Even the most hardened cynic must have found his stomach turning as he listened to the Irish Foreign Minister proclaim his support for true love and marital commitment  in Dublin yesterday. The Irish Labour Party leader, Eamon Gilmore, proclaimed these sanctimonious words in what was probably the most tacky and tasteless  and naked – almost literally – display of hedonism and sexual exhibitionism ever seen on the Irish capital’s streets. It had nothing whatsoever to do with true love, true friendship or any kind of permanent commitment.

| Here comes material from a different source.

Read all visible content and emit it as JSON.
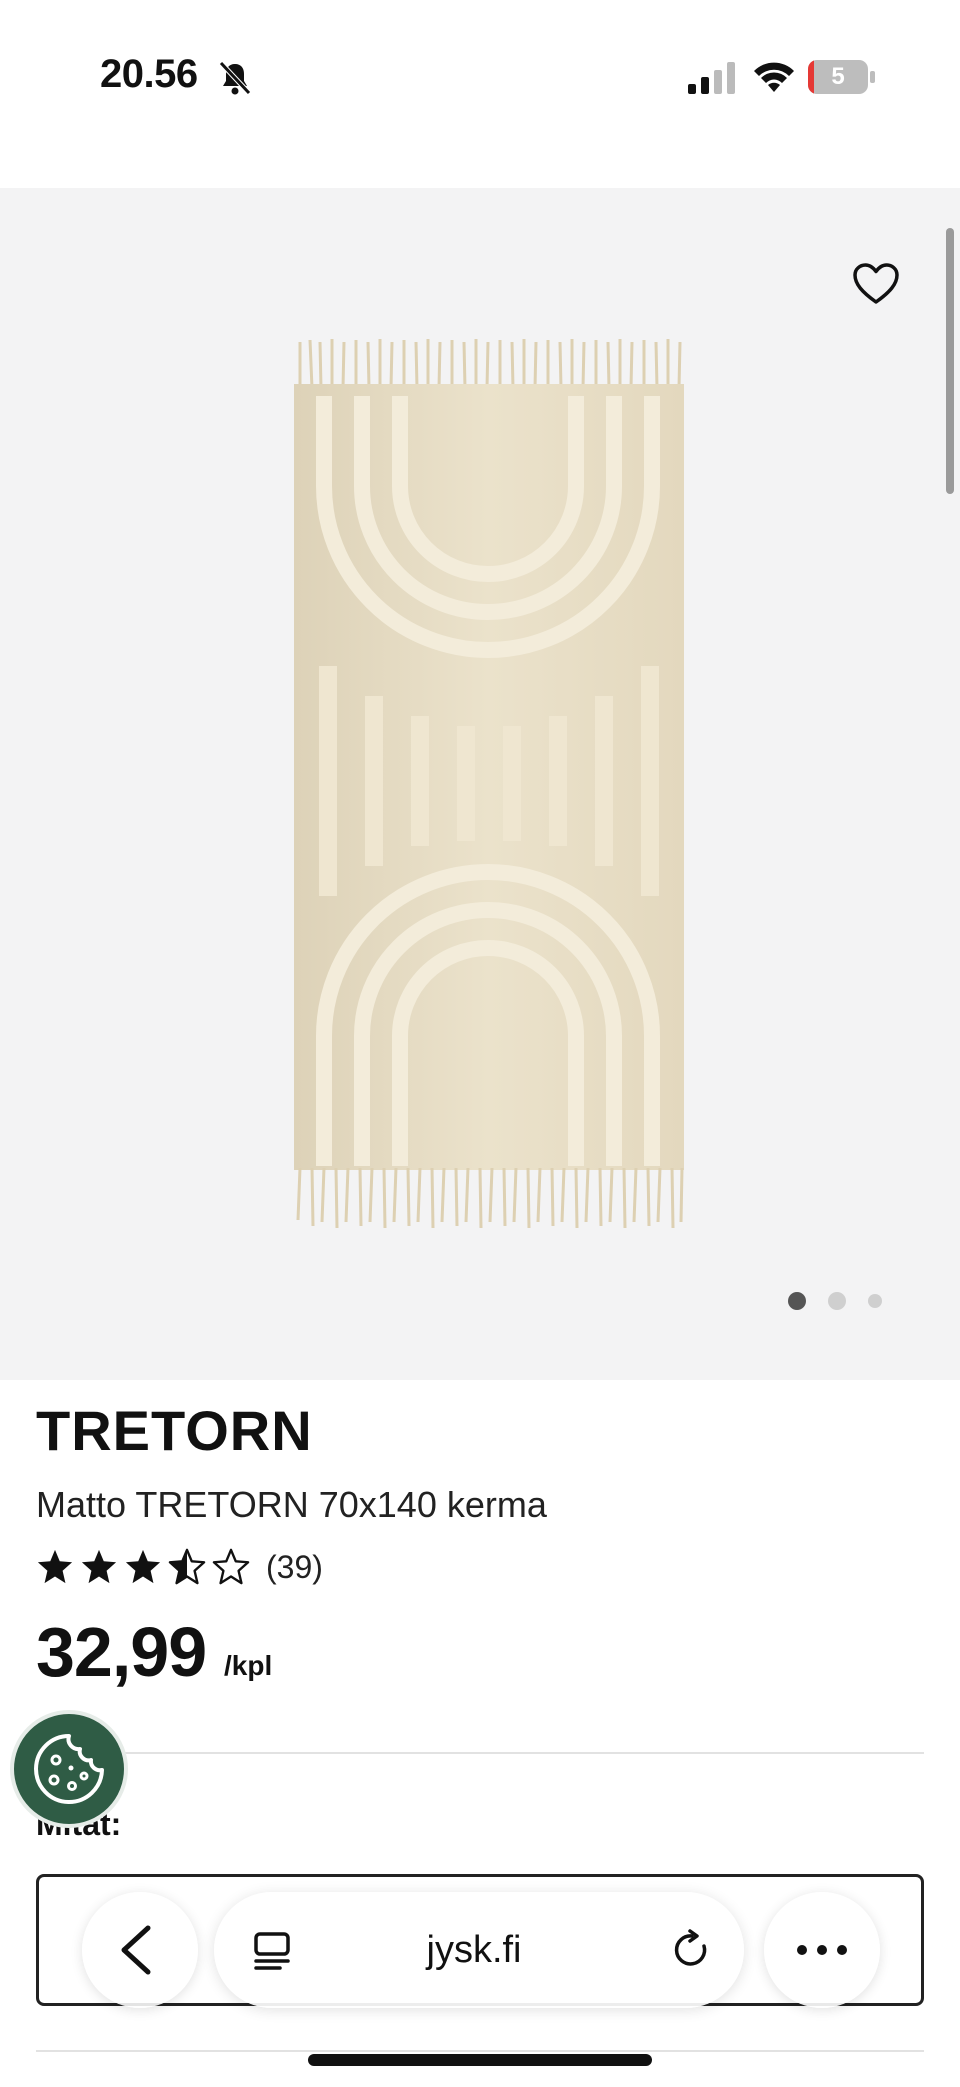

Gilmore declared that it was time for Irish legislation to move in the direction of public opinion and legislate for gay “marriage”. This will not be easy because constitutional hurdles will have to be overcome by means of a popular referendum. At that point many feel that the politicians in parliament – who are fully subscribed, almost to a man, to the media’s gay agenda – will find that public opinion may be of hues other than those of the rainbow.

In Facebook comments on yesterday’s statement form Gilmlmour,  Maria Conroy Byrne asks if there is “any political party that would disagree with him? As far as I can see, they all seem very similar at the moment. Is there any brave TD (member of the Irish parliament) who’s willing to put his head above the parapet and express a different opinion?” Brendan O’Regan’s view is simply that “they’re afraid to appear illiberal.”

As the gross display drew to a close yesterday Gilmore said he congratulated the organisers. He said that the parade also had a political dimension.

“As leader of Labour, a Party for whom the politics of personal freedom is so central, I acknowledge that when it comes to promoting understanding and respect, progress has been made in recent years. However, there are some outstanding matters, and if we as a Party are serious about building a new progressive society, these are matters that we will have to resolve.

“I believe that in certain key areas, our laws are out of step with public opinion. I don’t believe for example, that it should ever be the role of the State to pass judgement on whom a person falls in love with, or whom they want to spend their life with.

“That is why the issue of same-sex marriage is to be included for consideration by the Constitutional Convention. I believe in gay marriage. The right of gay couples to marry is, quite simply, the civil rights issue of this generation, and, in my opinion, its time has come.”

Michael Kirke was born in Ireland. In 1966 he graduated from University College Dublin (History and Politics). In that year he began working on the sub-editorial desk of The Evening...